Books On The Vine is the name of the store, and it’s located at 5208 Fairview Avenue. Store hours are currently 10 to 6, Monday through Saturday (excluding holidays).
I found the store a great place to browse, and was happy to add to my mystery (Louise Penny and Anthony Horowitz) collection. I will be back!
Spied recently on social media, the “Quill” (as one is to pronounce QLL) is an online lending library and resource collector for nonbinary citizens — like those who may be having difficulty in communities where book bans and inserting politics into library-ing are running rife. Launching 23 October.
Sometimes we need to pause to take care of ourselves. Below are two resources (both online, so very available); one for women veterans and the other for anyone who needs to pay attention to the effect on their body of being a writer.
Musings & Movement

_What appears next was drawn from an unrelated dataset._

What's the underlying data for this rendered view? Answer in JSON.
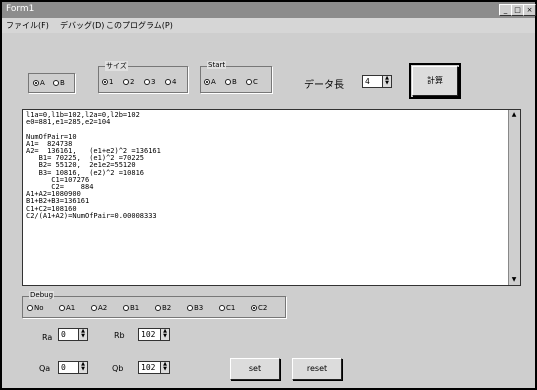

Every month local authors Gayle Brandeis and Rebecca Evans conduct a free 30-minute online “mind and body connection to help inspire and care for the writer”. Register on Eventbrite.
All writing concerns the body on some level. Breath. Visceral response. Areas within our physical being that feel stuck, stretched, neglected. Our bodies hold story. Our bodies speak to us and often physical symptoms are worth creative and inner exploration. During this free monthly connection, Gayle Brandeis and Rebecca Evans will weave literary inspiration, prompts, and craft chatter with flexibility, strength, and empowerment tools, helping you arrive at your best. Plan on 30 minutes. Plan to take away a new tool each month that you can easily apply to your schedule.
Women Veterans Writing Community
The WVWC is the second Tuesday of each month in a virtual community. (The next meeting is Tuesday 14 November 7 p.m. MT.)
The goal of this community is to offer a safe space for female veterans, including non-binary veterans.
Rebecca leads instruction on craft and constructive feedback, along with generative exercises. The community creates an environment where participants can relate, feel heard, and are supported.